In 1935 a chappel was established at Chemmalapady dedicated to St Ignatius of Manjinikkara. In 1950 South Vazhakulam St George Church Was founded by Members of this parishThis parishes Golden Jubilee came in the year 1953 and to commentate that a chapel was established at Malayidomthuruthu, which became part of Malayidomthuruthu St Mary's Church. In 1968 Marthamariyam Vanitha Samajam came into existence. In 1975 and 1980 two new parishes were established at Malayidomthuruthu and Vilangu both dedicated to St Mary. Mor Yacoob Mor Samavoon Youth Association came into existence in 1982; this year witnessed the 1st Apostolic Visit of H H Ignatius Zakka I Iwas Patriarch of Antioch to this church. Ettunombu celebration began in 1986 and St Mary's holy "Soonoro" was installed in 1988. Pukkattupady St George church came into existence in 1990 from this church. In that year itself a new English Medium School was established, along with St Mary's Charitable Society, under this parish, which became a CBSE School.

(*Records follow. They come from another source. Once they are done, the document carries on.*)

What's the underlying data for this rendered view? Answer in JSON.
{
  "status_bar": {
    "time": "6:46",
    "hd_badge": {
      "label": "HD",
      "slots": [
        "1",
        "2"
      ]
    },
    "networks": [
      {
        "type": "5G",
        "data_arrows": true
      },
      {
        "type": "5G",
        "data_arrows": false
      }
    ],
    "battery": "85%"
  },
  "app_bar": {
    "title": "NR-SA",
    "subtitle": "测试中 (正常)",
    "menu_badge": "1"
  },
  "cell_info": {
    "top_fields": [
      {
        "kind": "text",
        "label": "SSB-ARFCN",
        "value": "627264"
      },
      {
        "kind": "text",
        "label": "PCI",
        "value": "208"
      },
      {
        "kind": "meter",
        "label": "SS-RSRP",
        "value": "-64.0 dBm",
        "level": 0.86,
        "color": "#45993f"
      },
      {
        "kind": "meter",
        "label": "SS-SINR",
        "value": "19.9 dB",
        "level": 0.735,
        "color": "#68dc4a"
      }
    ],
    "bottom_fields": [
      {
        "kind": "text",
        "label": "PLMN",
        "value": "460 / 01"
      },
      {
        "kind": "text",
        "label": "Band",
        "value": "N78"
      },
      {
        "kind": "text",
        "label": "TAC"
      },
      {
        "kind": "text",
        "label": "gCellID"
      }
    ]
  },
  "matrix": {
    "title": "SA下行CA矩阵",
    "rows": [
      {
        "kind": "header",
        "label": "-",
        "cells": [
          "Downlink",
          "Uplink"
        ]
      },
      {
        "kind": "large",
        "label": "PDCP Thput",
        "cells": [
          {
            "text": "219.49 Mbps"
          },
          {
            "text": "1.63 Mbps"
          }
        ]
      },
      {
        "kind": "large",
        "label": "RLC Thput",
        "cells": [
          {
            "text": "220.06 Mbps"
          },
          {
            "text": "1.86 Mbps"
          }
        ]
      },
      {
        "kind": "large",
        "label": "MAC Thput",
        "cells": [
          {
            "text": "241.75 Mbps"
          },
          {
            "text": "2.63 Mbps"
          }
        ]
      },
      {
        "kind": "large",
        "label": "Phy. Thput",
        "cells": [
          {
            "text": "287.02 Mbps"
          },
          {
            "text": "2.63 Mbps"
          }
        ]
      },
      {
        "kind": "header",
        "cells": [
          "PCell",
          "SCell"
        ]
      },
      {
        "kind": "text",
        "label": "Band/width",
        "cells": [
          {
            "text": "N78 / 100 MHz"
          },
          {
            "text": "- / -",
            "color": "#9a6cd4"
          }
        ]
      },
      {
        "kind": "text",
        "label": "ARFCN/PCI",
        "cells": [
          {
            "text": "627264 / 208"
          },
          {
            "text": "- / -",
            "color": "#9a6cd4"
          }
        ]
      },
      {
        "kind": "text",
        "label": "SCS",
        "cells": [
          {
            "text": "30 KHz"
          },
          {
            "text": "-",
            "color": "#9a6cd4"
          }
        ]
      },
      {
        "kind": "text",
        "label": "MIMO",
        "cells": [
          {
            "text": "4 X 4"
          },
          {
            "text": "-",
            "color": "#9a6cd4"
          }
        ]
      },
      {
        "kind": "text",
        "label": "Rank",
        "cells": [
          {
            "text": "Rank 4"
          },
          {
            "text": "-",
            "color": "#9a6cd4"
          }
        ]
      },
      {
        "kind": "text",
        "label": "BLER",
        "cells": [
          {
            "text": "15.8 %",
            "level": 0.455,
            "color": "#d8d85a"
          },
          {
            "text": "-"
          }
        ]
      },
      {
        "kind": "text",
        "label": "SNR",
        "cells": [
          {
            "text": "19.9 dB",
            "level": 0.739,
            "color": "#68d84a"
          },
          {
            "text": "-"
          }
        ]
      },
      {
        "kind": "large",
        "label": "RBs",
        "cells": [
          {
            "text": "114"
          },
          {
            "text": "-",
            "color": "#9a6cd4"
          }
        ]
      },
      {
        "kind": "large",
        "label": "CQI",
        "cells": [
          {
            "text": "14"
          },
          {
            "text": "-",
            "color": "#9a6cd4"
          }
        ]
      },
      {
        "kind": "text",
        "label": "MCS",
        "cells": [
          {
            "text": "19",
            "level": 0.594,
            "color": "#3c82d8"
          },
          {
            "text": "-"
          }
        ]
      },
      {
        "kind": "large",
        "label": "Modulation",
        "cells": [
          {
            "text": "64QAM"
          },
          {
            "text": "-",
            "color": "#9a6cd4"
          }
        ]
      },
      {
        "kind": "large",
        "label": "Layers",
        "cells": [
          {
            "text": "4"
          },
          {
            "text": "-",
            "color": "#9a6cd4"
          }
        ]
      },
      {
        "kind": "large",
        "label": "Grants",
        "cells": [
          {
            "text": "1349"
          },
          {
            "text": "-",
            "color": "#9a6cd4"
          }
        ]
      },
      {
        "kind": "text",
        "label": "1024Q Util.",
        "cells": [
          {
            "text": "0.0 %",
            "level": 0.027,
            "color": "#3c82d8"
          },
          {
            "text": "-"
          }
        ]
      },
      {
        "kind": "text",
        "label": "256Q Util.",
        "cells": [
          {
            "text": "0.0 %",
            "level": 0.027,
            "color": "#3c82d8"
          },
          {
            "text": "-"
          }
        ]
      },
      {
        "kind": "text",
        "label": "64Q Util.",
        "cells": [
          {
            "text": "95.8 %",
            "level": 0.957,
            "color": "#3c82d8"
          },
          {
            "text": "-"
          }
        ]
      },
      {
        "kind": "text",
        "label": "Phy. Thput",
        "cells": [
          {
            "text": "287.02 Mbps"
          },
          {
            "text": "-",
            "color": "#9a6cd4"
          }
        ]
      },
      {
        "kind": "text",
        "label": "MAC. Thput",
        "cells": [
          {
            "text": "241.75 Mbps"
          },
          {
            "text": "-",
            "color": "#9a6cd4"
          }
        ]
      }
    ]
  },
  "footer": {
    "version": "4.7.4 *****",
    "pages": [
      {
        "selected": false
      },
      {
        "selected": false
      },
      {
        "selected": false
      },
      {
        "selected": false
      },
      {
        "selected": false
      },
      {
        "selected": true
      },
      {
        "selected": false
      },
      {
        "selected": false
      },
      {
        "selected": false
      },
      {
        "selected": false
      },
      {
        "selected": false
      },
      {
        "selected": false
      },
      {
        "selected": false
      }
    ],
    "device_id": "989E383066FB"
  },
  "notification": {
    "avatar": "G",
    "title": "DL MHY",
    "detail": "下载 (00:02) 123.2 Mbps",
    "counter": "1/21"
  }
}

In 2002-03 this church celebrated its Century. In 2008 St Mary's Family Unit was established under this parish; this year saw the Second Apostolic visit of H H Ignatius Zakka I Iwas Patriarch of Antioch and this holy church was elevated as Valiyapally, due to its importance in the region and in the Jacobite church. In 2010 a unit of Mar Gregorios Jacobite Students' Movement, was established here and this church remained as the Pallikkara Region's Headquarters of MGJSM till 2013; the Marian convention centre is the largest parish hall in a Jacobite church. This parish has 600 families 3 chapels and 5 shrines; this is the youth wing of the church. Its members are aged between 18 and 40, it has 400 active members and have received many Malankara Church awards for excellence including Best Unit and Best Charity Unit. Council members Fr Thomas M Paul Moolekattu Varghese Issac Peediackal Eldho Paul Karimpanakkal Shinil Mathew Thuruthummel Paulson Paul Parattukudy This is the student wing of the parish.

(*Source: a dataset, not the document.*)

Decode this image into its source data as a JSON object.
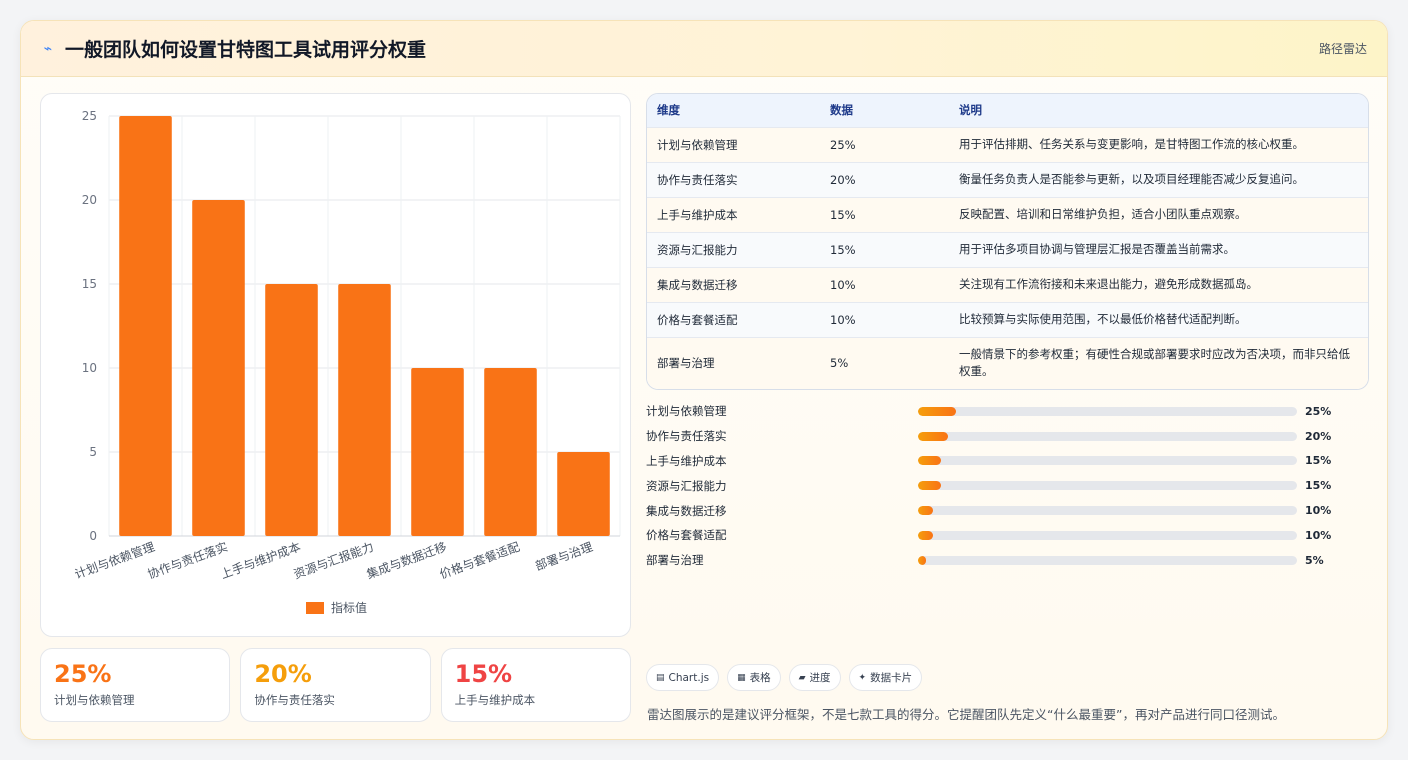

Its members are aged between 12 and 22. This unit has become the Best Unit In Malankara for 2011, 2012 and 2013; this unit has 150 active members. It conducts monthly meetings providing classes for students. Oorakkad St Thomas Jacobite Syrian Church Malayidomthuruthu St Mary's Jacobite Syrian Church Chembarky St George Jacobite Syrian Church Marygiri St Mary's Jacobite Syrian Church Pukkattupady St George Jacobite Syrian Church Vilangu St Mary's Jacobite Syrian Church Kizhakkambalam ST Peter's and St Paul's Jacobite Syrian Church Choorakkod St George Jacobite Syrian Church Karukulam St Mary's Church